16      Moon, Venus and Regulus within smallest circle, West at 9:PM

17-19 Moon, Venus, Jupiter and Regulus gather each evening in West

22-23 Moon passes Spica, SW after 9: each evening

23      Venus stationary to stars, begins retrograde motion

          Mercury at superior conjunction, crosses behind Sun

25      Moon approaches Saturn (from the right) SSW after 9:PM

26      Moon above Antares, Saturn to right, S – SSW after 9:PM

31      Sunrise/sunset in Spring Valley at 5:51/20:14 EDT (14h23m daylight)

          Full Hay Moon 6:43AM

          Venus and Jupiter are conjunct (same R.A.) again, 6 degrees apart

Star Calendar – June, 2015

Star Calendar

June 2015

Star Calendar Planets:

Moon opens the month large in phase and casting long shadows – sometimes being completely obscured by foliage and other horizon clutter.
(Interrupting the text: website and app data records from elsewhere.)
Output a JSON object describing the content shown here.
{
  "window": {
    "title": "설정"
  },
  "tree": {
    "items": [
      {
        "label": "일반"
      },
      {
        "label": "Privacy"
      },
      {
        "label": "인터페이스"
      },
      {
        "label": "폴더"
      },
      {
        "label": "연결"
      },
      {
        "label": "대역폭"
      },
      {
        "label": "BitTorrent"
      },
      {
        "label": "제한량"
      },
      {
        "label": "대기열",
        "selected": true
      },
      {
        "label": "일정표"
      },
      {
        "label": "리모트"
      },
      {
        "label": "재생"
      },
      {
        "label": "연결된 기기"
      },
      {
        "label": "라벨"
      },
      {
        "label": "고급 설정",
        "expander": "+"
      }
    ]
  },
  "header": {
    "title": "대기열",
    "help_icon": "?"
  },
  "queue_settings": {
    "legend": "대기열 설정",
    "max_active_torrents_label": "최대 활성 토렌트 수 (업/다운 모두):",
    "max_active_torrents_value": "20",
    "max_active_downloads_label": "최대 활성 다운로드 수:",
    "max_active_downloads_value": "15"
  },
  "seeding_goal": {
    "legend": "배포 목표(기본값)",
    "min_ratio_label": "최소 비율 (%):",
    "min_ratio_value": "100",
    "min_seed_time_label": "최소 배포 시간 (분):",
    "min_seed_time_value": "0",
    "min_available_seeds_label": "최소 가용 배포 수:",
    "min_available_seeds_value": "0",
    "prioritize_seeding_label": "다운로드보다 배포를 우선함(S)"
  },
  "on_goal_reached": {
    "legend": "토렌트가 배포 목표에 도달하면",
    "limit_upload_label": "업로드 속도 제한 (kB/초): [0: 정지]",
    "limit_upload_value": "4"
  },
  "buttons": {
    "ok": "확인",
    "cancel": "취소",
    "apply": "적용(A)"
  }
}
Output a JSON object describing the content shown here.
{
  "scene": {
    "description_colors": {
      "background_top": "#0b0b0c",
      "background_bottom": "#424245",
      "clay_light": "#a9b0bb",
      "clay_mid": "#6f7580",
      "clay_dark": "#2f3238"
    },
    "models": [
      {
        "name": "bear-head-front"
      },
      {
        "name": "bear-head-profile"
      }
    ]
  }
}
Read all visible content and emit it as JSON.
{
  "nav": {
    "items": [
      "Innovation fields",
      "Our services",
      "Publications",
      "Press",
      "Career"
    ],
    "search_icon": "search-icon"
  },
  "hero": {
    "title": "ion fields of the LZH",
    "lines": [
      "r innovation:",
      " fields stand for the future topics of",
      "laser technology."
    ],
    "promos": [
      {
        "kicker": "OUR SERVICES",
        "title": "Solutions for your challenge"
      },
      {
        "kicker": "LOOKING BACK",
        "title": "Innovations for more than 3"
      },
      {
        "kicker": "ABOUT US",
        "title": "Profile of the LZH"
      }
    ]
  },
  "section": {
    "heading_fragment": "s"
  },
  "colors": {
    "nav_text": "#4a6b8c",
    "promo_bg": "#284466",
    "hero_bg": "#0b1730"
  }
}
The low-running Full Moon of June contrasts with the height of the Sun. Harken back to the December Full Moon that runs so high, so long, and casts short shadows.

Mercury resumes direct motion against the stars on the 11th and makes a feeble but improving morning appearance at an inconveniently early hour. Although its greatest angle from the Sun occurs on the 24th, circumstances improve after this as the trailing ecliptic makes a steeper cut against the horizon towards July. The determined, stalwart observer with an excellent view to the ENE, might begin looking on the 27th – at about 3:15 AM.

Venus continues to brighten and achieves 1/8 of a circle angular distance from the evening Sun. Even though her phase diminishes she continues to brighten because she gets so much closer (larger angular area) to us. The month opens with an alignment with the heads of the Twins, culminates with a series of stunning triangles with Jupiter and the Moon, and closes with a striking close encounter with Jupiter.

Sun reaches its maximum distance from the celestial equator (declination) during lunch on the 21st and then begins to descend toward the equator again. The moment of transition is called the solstice or “Sun-standing”. Astronomically this is the mid-point of summer. Weather-wise, like with your frypan, the midpoint of the cycle of heating and cooling lags behind the application of flame. Our summer weather is largely hangover heat. Continue reading